Post-9/11 Detainees’ Case Against U.S. Officials TossedChristie Smythe
A group of Muslims and Hindus detained on immigration charges after the Sept. 11, 2001, terrorist attacks can’t sue senior U.S. officials over the conditions of their confinement because those individuals weren’t responsible, a federal judge ruled.
U.S. District Judge John Gleeson dismissed the constitutional claims against the Justice Department officials brought by eight men in Brooklyn, New York. He allowed the case to proceed against officials at the federal Metropolitan Detention Center in Brooklyn, who they accused of imposing illegally harsh conditions during their incarceration.
“They do not allege that the DOJ defendants intended that the MDC defendants create the punitive and abusive conditions in which the plaintiffs were detained,” Gleeson said in the opinion, referring to the U.S. Justice Department and the Brooklyn jail. “Nor do they allege that the DOJ defendants were even aware of those conditions.”
The men were arrested and detained under the government’s “hold-until-cleared policy” for Muslim and Arab immigration law violators, implemented in connection with terror investigations following the Sept. 11 attacks, according to the opinion Gleeson filed on Jan. 15.
The men alleged in the suit filed in April 2002 that they were generally subjected to 23-hour-a-day confinement, denial of sleep, “severe beatings to the point of unconsciousness,” excessive strip searches, and denial of medical care.
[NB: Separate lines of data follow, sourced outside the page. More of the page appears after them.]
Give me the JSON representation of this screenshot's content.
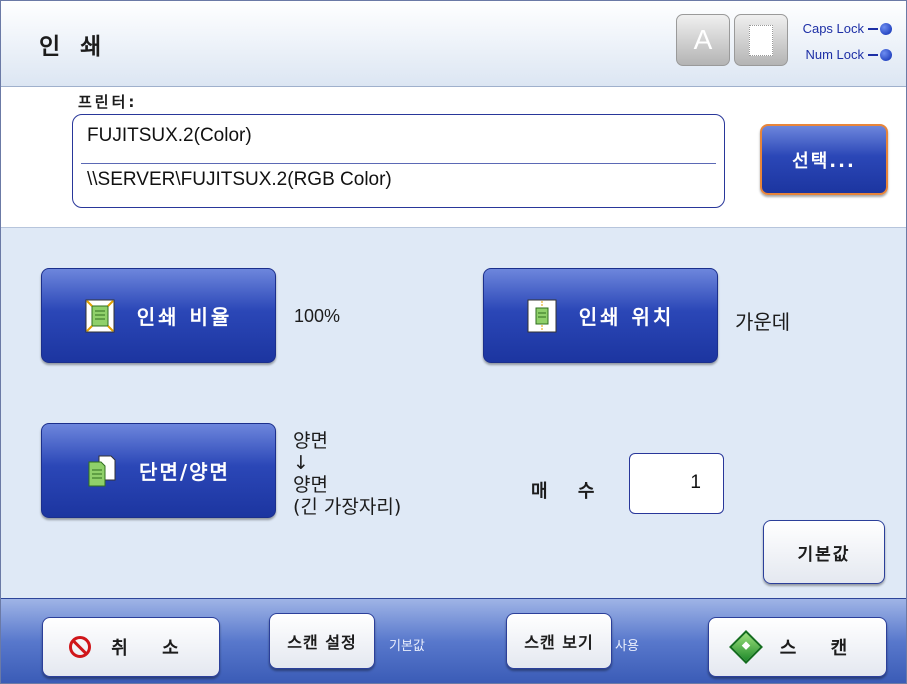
{
  "window": {
    "title": "인 쇄",
    "indicators": {
      "caps_key": "A",
      "caps_lock": "Caps Lock",
      "num_lock": "Num Lock"
    }
  },
  "printer": {
    "label": "프린터:",
    "name": "FUJITSUX.2(Color)",
    "path": "\\\\SERVER\\FUJITSUX.2(RGB Color)",
    "select_button": "선택..."
  },
  "settings": {
    "ratio_button": "인쇄 비율",
    "ratio_value": "100%",
    "position_button": "인쇄 위치",
    "position_value": "가운데",
    "duplex_button": "단면/양면",
    "duplex_value": [
      "양면",
      "↓",
      "양면",
      "(긴 가장자리)"
    ],
    "copies_label": "매 수",
    "copies_value": "1",
    "default_button": "기본값"
  },
  "footer": {
    "cancel_button": "취 소",
    "scan_settings_button": "스캔 설정",
    "scan_settings_note": "기본값",
    "scan_view_button": "스캔 보기",
    "scan_view_note": "사용",
    "scan_button": "스 캔"
  },
  "colors": {
    "button_blue": "#2b47b7",
    "accent_orange": "#e8853a",
    "footer_blue": "#5878cc"
  }
}
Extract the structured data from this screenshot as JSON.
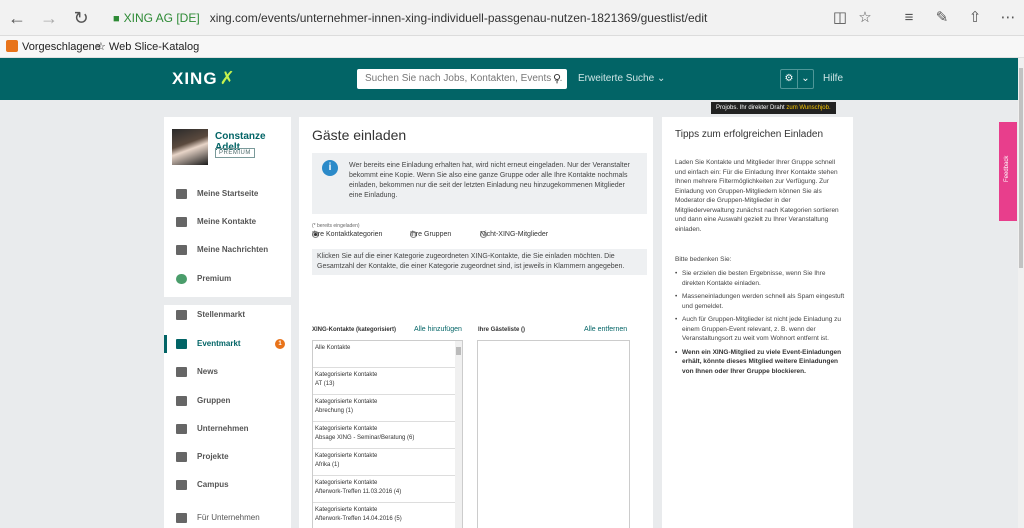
{
  "browser": {
    "secure_label": "XING AG [DE]",
    "url": "xing.com/events/unternehmer-innen-xing-individuell-passgenau-nutzen-1821369/guestlist/edit",
    "favorites": [
      "Vorgeschlagene",
      "Web Slice-Katalog"
    ]
  },
  "header": {
    "logo": "XING",
    "search_placeholder": "Suchen Sie nach Jobs, Kontakten, Events ...",
    "advanced_search": "Erweiterte Suche",
    "help": "Hilfe",
    "promo_prefix": "Projobs. Ihr direkter Draht",
    "promo_highlight": "zum Wunschjob."
  },
  "sidebar": {
    "user_name": "Constanze Adelt",
    "badge": "PREMIUM",
    "items": [
      {
        "label": "Meine Startseite",
        "icon": "home-icon"
      },
      {
        "label": "Meine Kontakte",
        "icon": "contacts-icon"
      },
      {
        "label": "Meine Nachrichten",
        "icon": "messages-icon"
      },
      {
        "label": "Premium",
        "icon": "premium-icon"
      },
      {
        "label": "Stellenmarkt",
        "icon": "jobs-icon"
      },
      {
        "label": "Eventmarkt",
        "icon": "calendar-icon",
        "count": "1"
      },
      {
        "label": "News",
        "icon": "news-icon"
      },
      {
        "label": "Gruppen",
        "icon": "groups-icon"
      },
      {
        "label": "Unternehmen",
        "icon": "companies-icon"
      },
      {
        "label": "Projekte",
        "icon": "projects-icon"
      },
      {
        "label": "Campus",
        "icon": "campus-icon"
      },
      {
        "label": "Für Unternehmen",
        "icon": "business-icon"
      }
    ]
  },
  "main": {
    "title": "Gäste einladen",
    "info": "Wer bereits eine Einladung erhalten hat, wird nicht erneut eingeladen. Nur der Veranstalter bekommt eine Kopie. Wenn Sie also eine ganze Gruppe oder alle Ihre Kontakte nochmals einladen, bekommen nur die seit der letzten Einladung neu hinzugekommenen Mitglieder eine Einladung.",
    "already_invited": "(* bereits eingeladen)",
    "radios": [
      "Ihre Kontaktkategorien",
      "Ihre Gruppen",
      "Nicht-XING-Mitglieder"
    ],
    "instructions": "Klicken Sie auf die einer Kategorie zugeordneten XING-Kontakte, die Sie einladen möchten. Die Gesamtzahl der Kontakte, die einer Kategorie zugeordnet sind, ist jeweils in Klammern angegeben.",
    "left_header": "XING-Kontakte (kategorisiert)",
    "add_all": "Alle hinzufügen",
    "right_header": "Ihre Gästeliste ()",
    "remove_all": "Alle entfernen",
    "contacts": [
      {
        "line1": "Alle Kontakte",
        "line2": ""
      },
      {
        "line1": "Kategorisierte Kontakte",
        "line2": "AT (13)"
      },
      {
        "line1": "Kategorisierte Kontakte",
        "line2": "Abrechung (1)"
      },
      {
        "line1": "Kategorisierte Kontakte",
        "line2": "Absage XING - Seminar/Beratung (6)"
      },
      {
        "line1": "Kategorisierte Kontakte",
        "line2": "Afrika (1)"
      },
      {
        "line1": "Kategorisierte Kontakte",
        "line2": "Afterwork-Treffen 11.03.2016 (4)"
      },
      {
        "line1": "Kategorisierte Kontakte",
        "line2": "Afterwork-Treffen 14.04.2016 (5)"
      }
    ]
  },
  "tips": {
    "title": "Tipps zum erfolgreichen Einladen",
    "intro": "Laden Sie Kontakte und Mitglieder Ihrer Gruppe schnell und einfach ein: Für die Einladung Ihrer Kontakte stehen Ihnen mehrere Filtermöglichkeiten zur Verfügung. Zur Einladung von Gruppen-Mitgliedern können Sie als Moderator die Gruppen-Mitglieder in der Mitgliederverwaltung zunächst nach Kategorien sortieren und dann eine Auswahl gezielt zu Ihrer Veranstaltung einladen.",
    "note": "Bitte bedenken Sie:",
    "bullets": [
      "Sie erzielen die besten Ergebnisse, wenn Sie Ihre direkten Kontakte einladen.",
      "Masseneinladungen werden schnell als Spam eingestuft und gemeldet.",
      "Auch für Gruppen-Mitglieder ist nicht jede Einladung zu einem Gruppen-Event relevant, z. B. wenn der Veranstaltungsort zu weit vom Wohnort entfernt ist."
    ],
    "bold_bullet": "Wenn ein XING-Mitglied zu viele Event-Einladungen erhält, könnte dieses Mitglied weitere Einladungen von Ihnen oder Ihrer Gruppe blockieren."
  },
  "feedback": "Feedback",
  "colors": {
    "brand": "#026466",
    "accent": "#c6f24e",
    "badge": "#e8731a",
    "feedback": "#e83e8c"
  }
}
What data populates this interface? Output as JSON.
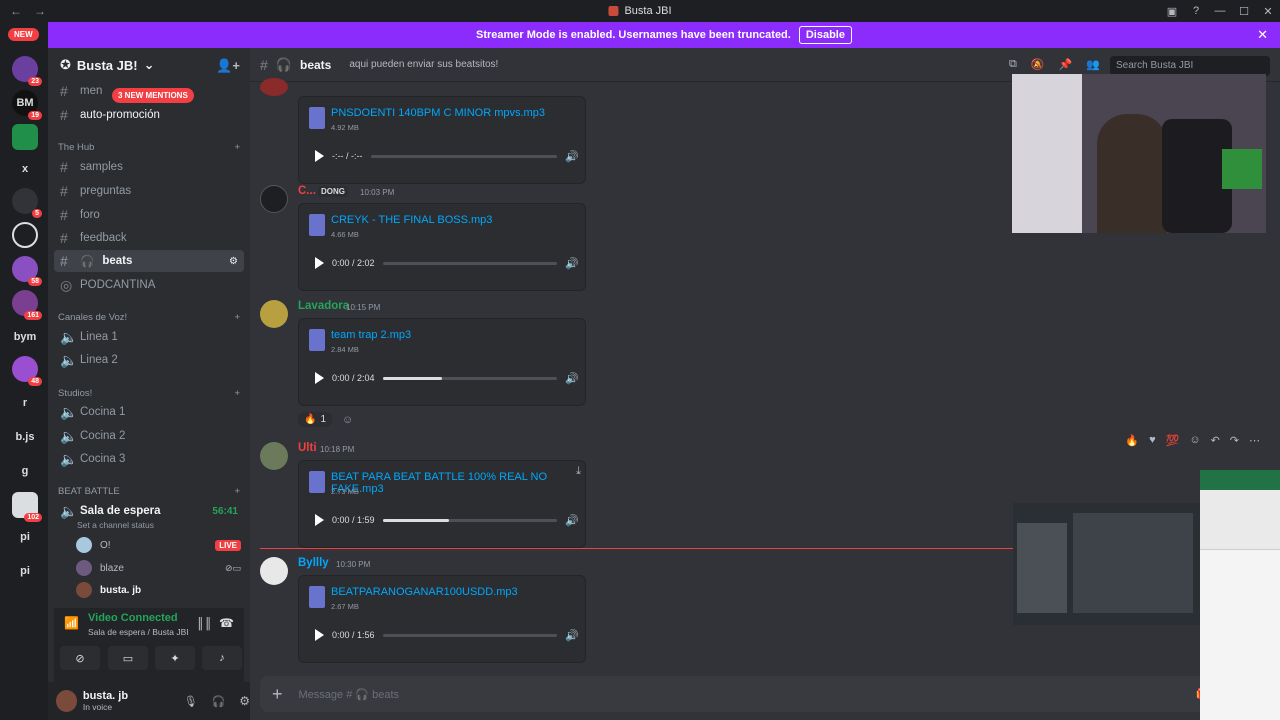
{
  "window": {
    "title": "Busta JBI"
  },
  "banner": {
    "text": "Streamer Mode is enabled. Usernames have been truncated.",
    "disable_label": "Disable"
  },
  "guilds": [
    {
      "label": "NEW",
      "badge": ""
    },
    {
      "label": "",
      "badge": "23"
    },
    {
      "label": "BM",
      "badge": "19"
    },
    {
      "label": "",
      "badge": ""
    },
    {
      "label": "x",
      "badge": ""
    },
    {
      "label": "",
      "badge": "5"
    },
    {
      "label": "",
      "badge": ""
    },
    {
      "label": "",
      "badge": "58"
    },
    {
      "label": "",
      "badge": "161"
    },
    {
      "label": "bym",
      "badge": ""
    },
    {
      "label": "",
      "badge": "48"
    },
    {
      "label": "r",
      "badge": ""
    },
    {
      "label": "b.js",
      "badge": ""
    },
    {
      "label": "g",
      "badge": ""
    },
    {
      "label": "",
      "badge": "102"
    },
    {
      "label": "pi",
      "badge": ""
    },
    {
      "label": "pi",
      "badge": ""
    }
  ],
  "server": {
    "name": "Busta JB!",
    "mention_pill": "3 NEW MENTIONS",
    "channels_top": [
      "men",
      "auto-promoción"
    ],
    "categories": {
      "hub": "The Hub",
      "voice": "Canales de Voz!",
      "studios": "Studios!",
      "battle": "BEAT BATTLE"
    },
    "hub_channels": [
      "samples",
      "preguntas",
      "foro",
      "feedback",
      "beats",
      "PODCANTINA"
    ],
    "voice_channels": [
      "Linea 1",
      "Linea 2"
    ],
    "studio_channels": [
      "Cocina 1",
      "Cocina 2",
      "Cocina 3"
    ],
    "battle_channel": {
      "name": "Sala de espera",
      "timer": "56:41",
      "status": "Set a channel status"
    },
    "voice_users": [
      {
        "name": "O!",
        "live": "LIVE"
      },
      {
        "name": "blaze",
        "live": ""
      },
      {
        "name": "busta. jb",
        "live": ""
      }
    ]
  },
  "voice_panel": {
    "status": "Video Connected",
    "location": "Sala de espera / Busta JBI"
  },
  "user": {
    "name": "busta. jb",
    "status": "In voice"
  },
  "channel": {
    "name": "beats",
    "topic": "aqui pueden enviar sus beatsitos!",
    "search_placeholder": "Search Busta JBI"
  },
  "messages": [
    {
      "author": "",
      "time": "",
      "color": "#f23f43",
      "file": "PNSDOENTI 140BPM C MINOR mpvs.mp3",
      "size": "4.92 MB",
      "time_display": "-:-- / -:--",
      "progress": 0.0
    },
    {
      "author": "C...",
      "tag": "DONG",
      "time": "10:03 PM",
      "color": "#f23f43",
      "file": "CREYK - THE FINAL BOSS.mp3",
      "size": "4.66 MB",
      "time_display": "0:00 / 2:02",
      "progress": 0.0
    },
    {
      "author": "Lavadora",
      "time": "10:15 PM",
      "color": "#23a55a",
      "file": "team trap 2.mp3",
      "size": "2.84 MB",
      "time_display": "0:00 / 2:04",
      "progress": 0.34,
      "reaction": "1"
    },
    {
      "author": "Ulti",
      "time": "10:18 PM",
      "color": "#f23f43",
      "file": "BEAT PARA BEAT BATTLE 100% REAL NO FAKE.mp3",
      "size": "2.73 MB",
      "time_display": "0:00 / 1:59",
      "progress": 0.38
    },
    {
      "author": "Byllly",
      "time": "10:30 PM",
      "color": "#00a8fc",
      "file": "BEATPARANOGANAR100USDD.mp3",
      "size": "2.67 MB",
      "time_display": "0:00 / 1:56",
      "progress": 0.0
    }
  ],
  "composer": {
    "placeholder": "Message # 🎧 beats"
  }
}
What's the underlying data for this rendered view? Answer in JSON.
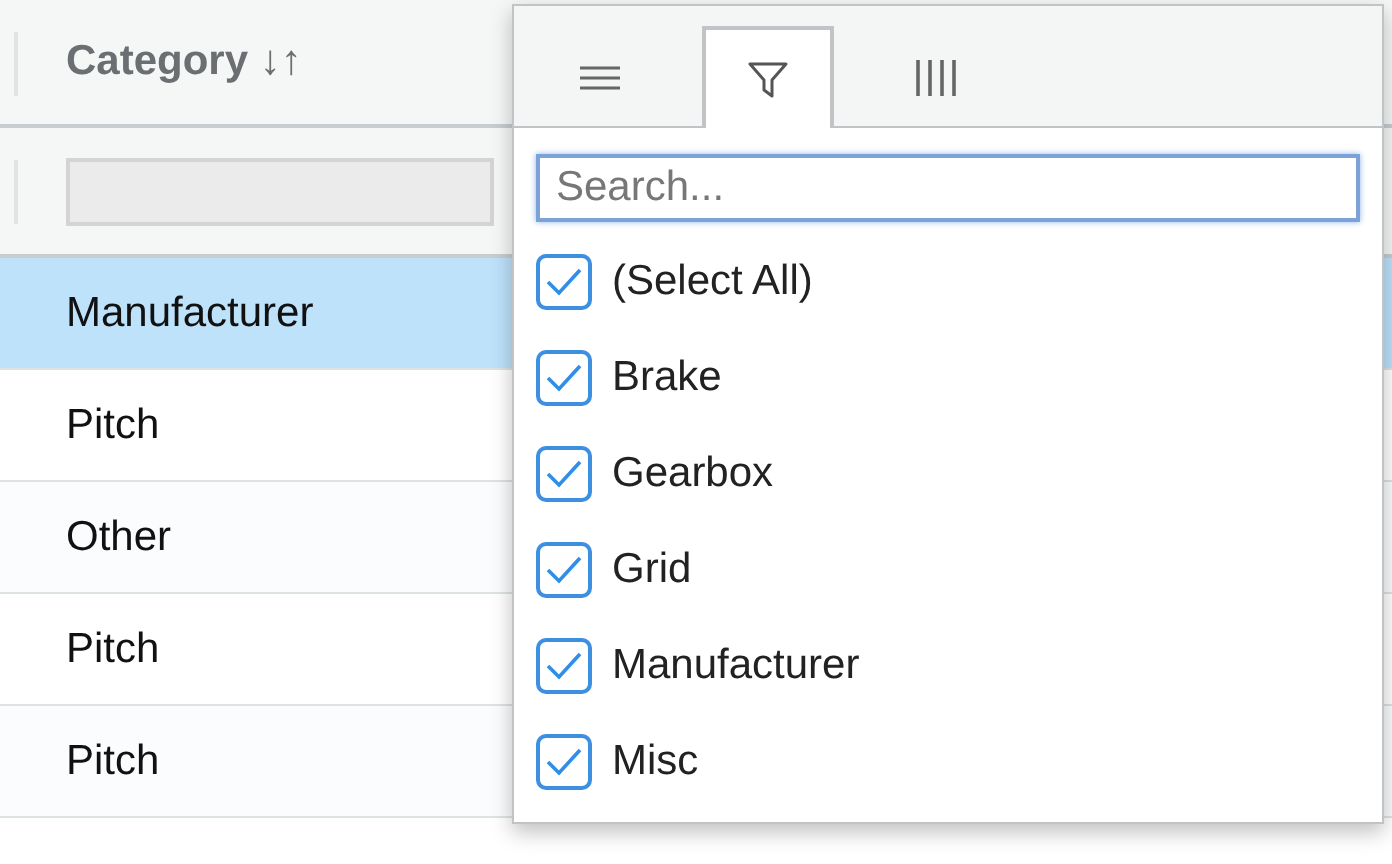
{
  "table": {
    "column": {
      "label": "Category",
      "sort_icon": "↓↑"
    },
    "rows": [
      {
        "category": "Manufacturer",
        "selected": true
      },
      {
        "category": "Pitch",
        "selected": false
      },
      {
        "category": "Other",
        "selected": false
      },
      {
        "category": "Pitch",
        "selected": false
      },
      {
        "category": "Pitch",
        "selected": false
      }
    ]
  },
  "filter_menu": {
    "tabs": [
      {
        "kind": "menu",
        "selected": false
      },
      {
        "kind": "filter",
        "selected": true
      },
      {
        "kind": "columns",
        "selected": false
      }
    ],
    "search": {
      "placeholder": "Search..."
    },
    "options": [
      {
        "label": "(Select All)",
        "checked": true
      },
      {
        "label": "Brake",
        "checked": true
      },
      {
        "label": "Gearbox",
        "checked": true
      },
      {
        "label": "Grid",
        "checked": true
      },
      {
        "label": "Manufacturer",
        "checked": true
      },
      {
        "label": "Misc",
        "checked": true
      }
    ]
  }
}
They were incarcerated for as long as eight months, according to the complaint.
The case is Turkmen et al v. Ashcroft, 1:02-cv-02307, U.S. District Court, Eastern District of New York (Brooklyn).